The Roman Cyclades: A “landscape of opportunity”?

Roman traders and settlers, and the economic exploitation of the islands

On Monday, December 9, 2013, Énora le Quéré (Université Panthéon Sorbonne-Paris I), Sophia Zoumbaki (National Hellenic Research Foundation (N.H.R.F.) Institute for Greek and Roman Antiquity (K.E.R.A.) will present the topic “The Roman Cyclades: A ‘landscape of opportunity’? Roman traders and settlers, and the economic exploitation of the islands”, in the French School at Athens.

Both ancient writers and modern scholars alike have considered the Cyclades as a region of desolation, poverty, and decline during the Republic and Imperial times.
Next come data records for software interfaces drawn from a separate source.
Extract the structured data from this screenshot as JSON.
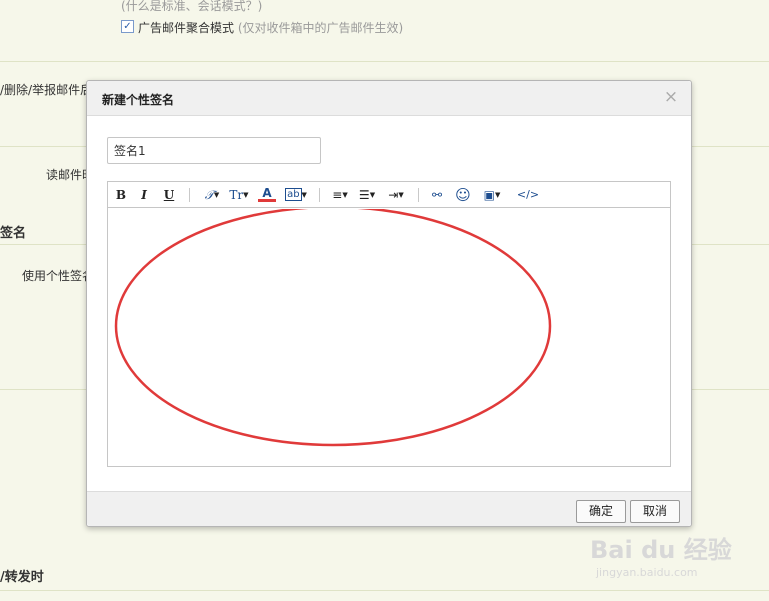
{
  "background": {
    "mode_hint": "(什么是标准、会话模式？)",
    "ad_merge_label": "广告邮件聚合模式",
    "ad_merge_hint": "(仅对收件箱中的广告邮件生效)",
    "left_text_1": "/删除/举报邮件后",
    "left_text_2": "读邮件时",
    "section_heading": "签名",
    "left_text_3": "使用个性签名",
    "bottom_heading": "/转发时"
  },
  "dialog": {
    "title": "新建个性签名",
    "close_glyph": "×",
    "signature_name": "签名1",
    "toolbar": {
      "bold": "B",
      "italic": "I",
      "underline": "U",
      "font": "𝒯",
      "size": "Tr",
      "color": "A",
      "bg_color": "ab",
      "align": "≡",
      "list": "☰",
      "indent": "⇥",
      "link": "⚯",
      "emoji": "☺",
      "image": "▣",
      "code": "</>"
    },
    "ok_label": "确定",
    "cancel_label": "取消"
  },
  "watermark": {
    "logo": "Bai du 经验",
    "url": "jingyan.baidu.com"
  },
  "colors": {
    "annotation_red": "#e03a3a",
    "page_background": "#f6f7ea",
    "toolbar_blue": "#1d4d8f"
  }
}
Yet the presence of private individuals from the West, who are attested to have been settled in the Cyclades, shows that the region offered certain opportunities for profit.

This presentation attempst an investigation of the presence of Romans and Italiote Greeks on the Cyclades, of their mobility and economic role in the region from the 3rd c. BC onwards. As the speakers point out: “Our purpose is to focus on these individuals, on the nature of their presence, on their integration into the local societies of the Cyclades, and on their economic activities. We assume that the exploitation of the natural resources of the islands, sometimes in a large Mediterranean scale, was a principal driving factor behind the presence of Roman traders and settlers there. These activities will be studied both through the direct evidence of the literary and epigraphic sources, and on the basis of various types of archaeological data, such as surveys, excavations, ceramics, amphorae, numismatics etc.”